* _DATA PROVIDED_:
------------------------------------------------
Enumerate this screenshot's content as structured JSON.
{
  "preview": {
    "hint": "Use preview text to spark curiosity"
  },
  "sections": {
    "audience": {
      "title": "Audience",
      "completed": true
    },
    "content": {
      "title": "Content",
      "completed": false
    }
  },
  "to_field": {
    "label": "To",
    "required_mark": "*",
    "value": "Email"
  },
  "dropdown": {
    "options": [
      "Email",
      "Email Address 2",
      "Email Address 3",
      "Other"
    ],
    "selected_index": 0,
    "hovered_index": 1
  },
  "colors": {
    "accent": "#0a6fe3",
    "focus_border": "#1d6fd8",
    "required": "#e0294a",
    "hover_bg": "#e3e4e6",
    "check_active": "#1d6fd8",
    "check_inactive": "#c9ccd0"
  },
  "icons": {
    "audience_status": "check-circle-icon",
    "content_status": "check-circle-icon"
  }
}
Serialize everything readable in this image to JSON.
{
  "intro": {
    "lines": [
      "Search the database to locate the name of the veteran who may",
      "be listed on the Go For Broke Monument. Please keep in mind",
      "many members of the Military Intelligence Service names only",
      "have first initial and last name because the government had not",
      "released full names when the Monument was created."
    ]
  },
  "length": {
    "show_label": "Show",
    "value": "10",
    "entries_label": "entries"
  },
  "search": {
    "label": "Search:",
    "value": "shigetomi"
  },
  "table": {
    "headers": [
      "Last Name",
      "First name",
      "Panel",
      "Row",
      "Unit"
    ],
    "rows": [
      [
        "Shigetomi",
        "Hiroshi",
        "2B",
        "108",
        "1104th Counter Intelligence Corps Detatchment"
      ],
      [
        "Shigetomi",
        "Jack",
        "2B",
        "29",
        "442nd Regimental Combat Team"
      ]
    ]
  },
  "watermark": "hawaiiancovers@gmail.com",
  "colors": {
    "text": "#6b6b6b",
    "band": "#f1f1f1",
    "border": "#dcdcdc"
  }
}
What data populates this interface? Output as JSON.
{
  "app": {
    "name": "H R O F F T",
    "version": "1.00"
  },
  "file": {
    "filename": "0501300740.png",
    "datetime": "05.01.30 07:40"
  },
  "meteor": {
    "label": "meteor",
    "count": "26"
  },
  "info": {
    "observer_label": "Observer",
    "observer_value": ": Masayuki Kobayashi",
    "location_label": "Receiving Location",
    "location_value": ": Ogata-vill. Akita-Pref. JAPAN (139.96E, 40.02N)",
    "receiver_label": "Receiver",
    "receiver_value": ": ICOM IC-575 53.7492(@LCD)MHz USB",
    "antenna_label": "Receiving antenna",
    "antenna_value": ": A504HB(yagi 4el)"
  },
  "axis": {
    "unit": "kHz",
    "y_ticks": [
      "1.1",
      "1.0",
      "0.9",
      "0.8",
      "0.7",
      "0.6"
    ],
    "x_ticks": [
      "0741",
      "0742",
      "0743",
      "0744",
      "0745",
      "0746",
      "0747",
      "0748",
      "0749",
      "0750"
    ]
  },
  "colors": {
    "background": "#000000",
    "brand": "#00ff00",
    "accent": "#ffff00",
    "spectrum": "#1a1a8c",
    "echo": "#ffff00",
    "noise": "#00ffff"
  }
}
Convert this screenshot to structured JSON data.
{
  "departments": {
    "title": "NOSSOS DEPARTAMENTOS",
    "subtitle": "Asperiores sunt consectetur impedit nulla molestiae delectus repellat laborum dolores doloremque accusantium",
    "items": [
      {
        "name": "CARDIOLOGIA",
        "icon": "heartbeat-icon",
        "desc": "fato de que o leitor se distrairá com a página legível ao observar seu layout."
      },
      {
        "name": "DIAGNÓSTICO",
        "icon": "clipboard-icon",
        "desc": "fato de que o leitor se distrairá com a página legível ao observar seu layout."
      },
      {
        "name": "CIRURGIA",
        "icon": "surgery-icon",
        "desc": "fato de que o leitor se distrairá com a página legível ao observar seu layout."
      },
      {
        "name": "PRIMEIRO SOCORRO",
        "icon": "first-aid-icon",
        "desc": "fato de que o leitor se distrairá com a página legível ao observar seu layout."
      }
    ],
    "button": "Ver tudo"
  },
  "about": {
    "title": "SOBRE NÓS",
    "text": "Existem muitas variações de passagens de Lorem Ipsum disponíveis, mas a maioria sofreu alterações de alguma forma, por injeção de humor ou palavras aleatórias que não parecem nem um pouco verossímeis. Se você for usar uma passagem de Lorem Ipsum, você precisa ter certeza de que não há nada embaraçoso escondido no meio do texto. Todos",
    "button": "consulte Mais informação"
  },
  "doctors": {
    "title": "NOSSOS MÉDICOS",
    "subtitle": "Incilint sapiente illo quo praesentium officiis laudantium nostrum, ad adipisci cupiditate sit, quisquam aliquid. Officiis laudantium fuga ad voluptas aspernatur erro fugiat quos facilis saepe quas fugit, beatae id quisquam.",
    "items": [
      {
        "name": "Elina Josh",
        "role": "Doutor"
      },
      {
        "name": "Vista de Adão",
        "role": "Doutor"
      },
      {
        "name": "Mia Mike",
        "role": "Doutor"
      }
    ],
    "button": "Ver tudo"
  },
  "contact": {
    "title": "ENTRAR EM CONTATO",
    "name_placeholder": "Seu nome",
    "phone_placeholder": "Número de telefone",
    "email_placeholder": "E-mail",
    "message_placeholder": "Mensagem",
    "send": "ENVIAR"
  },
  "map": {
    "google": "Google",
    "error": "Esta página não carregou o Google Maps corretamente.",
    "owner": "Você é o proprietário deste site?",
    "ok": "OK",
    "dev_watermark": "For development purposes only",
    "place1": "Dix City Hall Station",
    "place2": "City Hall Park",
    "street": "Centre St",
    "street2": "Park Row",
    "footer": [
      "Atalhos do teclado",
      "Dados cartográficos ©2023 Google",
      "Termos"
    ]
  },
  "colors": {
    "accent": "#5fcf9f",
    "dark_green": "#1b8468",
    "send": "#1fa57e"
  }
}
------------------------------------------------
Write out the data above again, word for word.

* _WRITTEN SOLUTION_:
Enumerate this screenshot's content as structured JSON.
{
  "preview": {
    "hint": "Use preview text to spark curiosity"
  },
  "sections": {
    "audience": {
      "title": "Audience",
      "completed": true
    },
    "content": {
      "title": "Content",
      "completed": false
    }
  },
  "to_field": {
    "label": "To",
    "required_mark": "*",
    "value": "Email"
  },
  "dropdown": {
    "options": [
      "Email",
      "Email Address 2",
      "Email Address 3",
      "Other"
    ],
    "selected_index": 0,
    "hovered_index": 1
  },
  "colors": {
    "accent": "#0a6fe3",
    "focus_border": "#1d6fd8",
    "required": "#e0294a",
    "hover_bg": "#e3e4e6",
    "check_active": "#1d6fd8",
    "check_inactive": "#c9ccd0"
  },
  "icons": {
    "audience_status": "check-circle-icon",
    "content_status": "check-circle-icon"
  }
}
Serialize everything readable in this image to JSON.
{
  "intro": {
    "lines": [
      "Search the database to locate the name of the veteran who may",
      "be listed on the Go For Broke Monument. Please keep in mind",
      "many members of the Military Intelligence Service names only",
      "have first initial and last name because the government had not",
      "released full names when the Monument was created."
    ]
  },
  "length": {
    "show_label": "Show",
    "value": "10",
    "entries_label": "entries"
  },
  "search": {
    "label": "Search:",
    "value": "shigetomi"
  },
  "table": {
    "headers": [
      "Last Name",
      "First name",
      "Panel",
      "Row",
      "Unit"
    ],
    "rows": [
      [
        "Shigetomi",
        "Hiroshi",
        "2B",
        "108",
        "1104th Counter Intelligence Corps Detatchment"
      ],
      [
        "Shigetomi",
        "Jack",
        "2B",
        "29",
        "442nd Regimental Combat Team"
      ]
    ]
  },
  "watermark": "hawaiiancovers@gmail.com",
  "colors": {
    "text": "#6b6b6b",
    "band": "#f1f1f1",
    "border": "#dcdcdc"
  }
}
What data populates this interface? Output as JSON.
{
  "app": {
    "name": "H R O F F T",
    "version": "1.00"
  },
  "file": {
    "filename": "0501300740.png",
    "datetime": "05.01.30 07:40"
  },
  "meteor": {
    "label": "meteor",
    "count": "26"
  },
  "info": {
    "observer_label": "Observer",
    "observer_value": ": Masayuki Kobayashi",
    "location_label": "Receiving Location",
    "location_value": ": Ogata-vill. Akita-Pref. JAPAN (139.96E, 40.02N)",
    "receiver_label": "Receiver",
    "receiver_value": ": ICOM IC-575 53.7492(@LCD)MHz USB",
    "antenna_label": "Receiving antenna",
    "antenna_value": ": A504HB(yagi 4el)"
  },
  "axis": {
    "unit": "kHz",
    "y_ticks": [
      "1.1",
      "1.0",
      "0.9",
      "0.8",
      "0.7",
      "0.6"
    ],
    "x_ticks": [
      "0741",
      "0742",
      "0743",
      "0744",
      "0745",
      "0746",
      "0747",
      "0748",
      "0749",
      "0750"
    ]
  },
  "colors": {
    "background": "#000000",
    "brand": "#00ff00",
    "accent": "#ffff00",
    "spectrum": "#1a1a8c",
    "echo": "#ffff00",
    "noise": "#00ffff"
  }
}
Convert this screenshot to structured JSON data.
{
  "departments": {
    "title": "NOSSOS DEPARTAMENTOS",
    "subtitle": "Asperiores sunt consectetur impedit nulla molestiae delectus repellat laborum dolores doloremque accusantium",
    "items": [
      {
        "name": "CARDIOLOGIA",
        "icon": "heartbeat-icon",
        "desc": "fato de que o leitor se distrairá com a página legível ao observar seu layout."
      },
      {
        "name": "DIAGNÓSTICO",
        "icon": "clipboard-icon",
        "desc": "fato de que o leitor se distrairá com a página legível ao observar seu layout."
      },
      {
        "name": "CIRURGIA",
        "icon": "surgery-icon",
        "desc": "fato de que o leitor se distrairá com a página legível ao observar seu layout."
      },
      {
        "name": "PRIMEIRO SOCORRO",
        "icon": "first-aid-icon",
        "desc": "fato de que o leitor se distrairá com a página legível ao observar seu layout."
      }
    ],
    "button": "Ver tudo"
  },
  "about": {
    "title": "SOBRE NÓS",
    "text": "Existem muitas variações de passagens de Lorem Ipsum disponíveis, mas a maioria sofreu alterações de alguma forma, por injeção de humor ou palavras aleatórias que não parecem nem um pouco verossímeis. Se você for usar uma passagem de Lorem Ipsum, você precisa ter certeza de que não há nada embaraçoso escondido no meio do texto. Todos",
    "button": "consulte Mais informação"
  },
  "doctors": {
    "title": "NOSSOS MÉDICOS",
    "subtitle": "Incilint sapiente illo quo praesentium officiis laudantium nostrum, ad adipisci cupiditate sit, quisquam aliquid. Officiis laudantium fuga ad voluptas aspernatur erro fugiat quos facilis saepe quas fugit, beatae id quisquam.",
    "items": [
      {
        "name": "Elina Josh",
        "role": "Doutor"
      },
      {
        "name": "Vista de Adão",
        "role": "Doutor"
      },
      {
        "name": "Mia Mike",
        "role": "Doutor"
      }
    ],
    "button": "Ver tudo"
  },
  "contact": {
    "title": "ENTRAR EM CONTATO",
    "name_placeholder": "Seu nome",
    "phone_placeholder": "Número de telefone",
    "email_placeholder": "E-mail",
    "message_placeholder": "Mensagem",
    "send": "ENVIAR"
  },
  "map": {
    "google": "Google",
    "error": "Esta página não carregou o Google Maps corretamente.",
    "owner": "Você é o proprietário deste site?",
    "ok": "OK",
    "dev_watermark": "For development purposes only",
    "place1": "Dix City Hall Station",
    "place2": "City Hall Park",
    "street": "Centre St",
    "street2": "Park Row",
    "footer": [
      "Atalhos do teclado",
      "Dados cartográficos ©2023 Google",
      "Termos"
    ]
  },
  "colors": {
    "accent": "#5fcf9f",
    "dark_green": "#1b8468",
    "send": "#1fa57e"
  }
}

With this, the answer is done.